---- DATA TO EXAMINE

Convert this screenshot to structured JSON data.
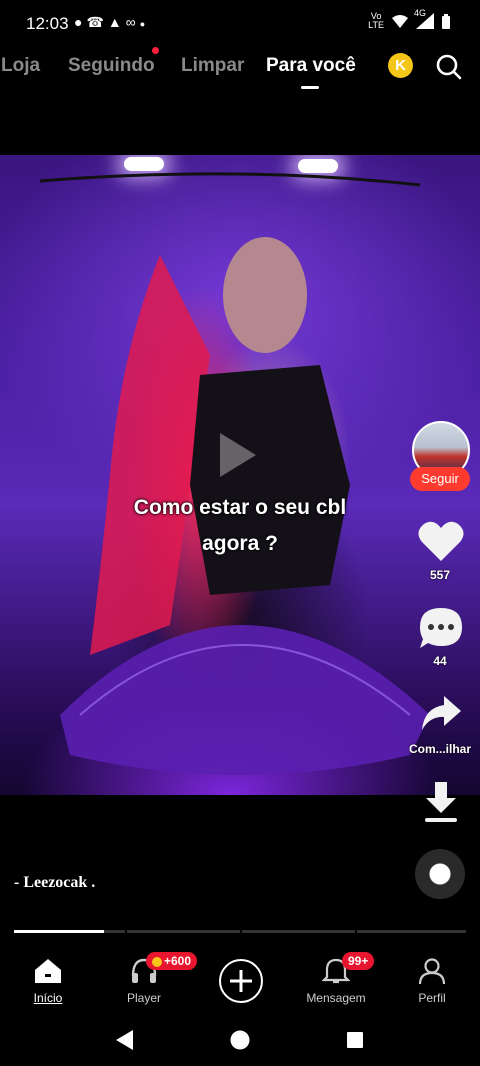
{
  "status_bar": {
    "time": "12:03",
    "notification_icons": [
      "chat-bubble-icon",
      "missed-call-icon",
      "android-icon",
      "voicemail-icon",
      "dot-icon"
    ],
    "volte_line1": "Vo",
    "volte_line2": "LTE",
    "network": "4G",
    "system_icons": [
      "volte-icon",
      "wifi-icon",
      "signal-icon",
      "battery-icon"
    ]
  },
  "top_nav": {
    "tabs": [
      {
        "label": "Loja",
        "active": false
      },
      {
        "label": "Seguindo",
        "active": false,
        "has_dot": true
      },
      {
        "label": "Limpar",
        "active": false
      },
      {
        "label": "Para você",
        "active": true
      }
    ],
    "coin_label": "K",
    "search_icon": "search-icon"
  },
  "video": {
    "caption_line1": "Como estar o seu cbl",
    "caption_line2": "agora ?"
  },
  "right_rail": {
    "follow_label": "Seguir",
    "likes": "557",
    "comments": "44",
    "share_label": "Com...ilhar"
  },
  "post": {
    "username": "- Leezocak  ."
  },
  "progress": {
    "fraction": 0.2
  },
  "tab_bar": {
    "items": [
      {
        "label": "Início",
        "icon": "home-icon",
        "active": true
      },
      {
        "label": "Player",
        "icon": "headphones-icon",
        "badge": "+600"
      },
      {
        "label": "",
        "icon": "plus-icon"
      },
      {
        "label": "Mensagem",
        "icon": "bell-icon",
        "badge": "99+"
      },
      {
        "label": "Perfil",
        "icon": "person-icon"
      }
    ]
  },
  "system_nav": [
    "back-icon",
    "home-circle-icon",
    "recents-icon"
  ],
  "colors": {
    "accent_red": "#ff3b2f",
    "badge_red": "#e8152e",
    "coin_yellow": "#f5c518",
    "background": "#000000"
  }
}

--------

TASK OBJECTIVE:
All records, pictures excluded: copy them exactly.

ANSWER TO THE PROBLEM:
Convert this screenshot to structured JSON data.
{
  "status_bar": {
    "time": "12:03",
    "notification_icons": [
      "chat-bubble-icon",
      "missed-call-icon",
      "android-icon",
      "voicemail-icon",
      "dot-icon"
    ],
    "volte_line1": "Vo",
    "volte_line2": "LTE",
    "network": "4G",
    "system_icons": [
      "volte-icon",
      "wifi-icon",
      "signal-icon",
      "battery-icon"
    ]
  },
  "top_nav": {
    "tabs": [
      {
        "label": "Loja",
        "active": false
      },
      {
        "label": "Seguindo",
        "active": false,
        "has_dot": true
      },
      {
        "label": "Limpar",
        "active": false
      },
      {
        "label": "Para você",
        "active": true
      }
    ],
    "coin_label": "K",
    "search_icon": "search-icon"
  },
  "video": {
    "caption_line1": "Como estar o seu cbl",
    "caption_line2": "agora ?"
  },
  "right_rail": {
    "follow_label": "Seguir",
    "likes": "557",
    "comments": "44",
    "share_label": "Com...ilhar"
  },
  "post": {
    "username": "- Leezocak  ."
  },
  "progress": {
    "fraction": 0.2
  },
  "tab_bar": {
    "items": [
      {
        "label": "Início",
        "icon": "home-icon",
        "active": true
      },
      {
        "label": "Player",
        "icon": "headphones-icon",
        "badge": "+600"
      },
      {
        "label": "",
        "icon": "plus-icon"
      },
      {
        "label": "Mensagem",
        "icon": "bell-icon",
        "badge": "99+"
      },
      {
        "label": "Perfil",
        "icon": "person-icon"
      }
    ]
  },
  "system_nav": [
    "back-icon",
    "home-circle-icon",
    "recents-icon"
  ],
  "colors": {
    "accent_red": "#ff3b2f",
    "badge_red": "#e8152e",
    "coin_yellow": "#f5c518",
    "background": "#000000"
  }
}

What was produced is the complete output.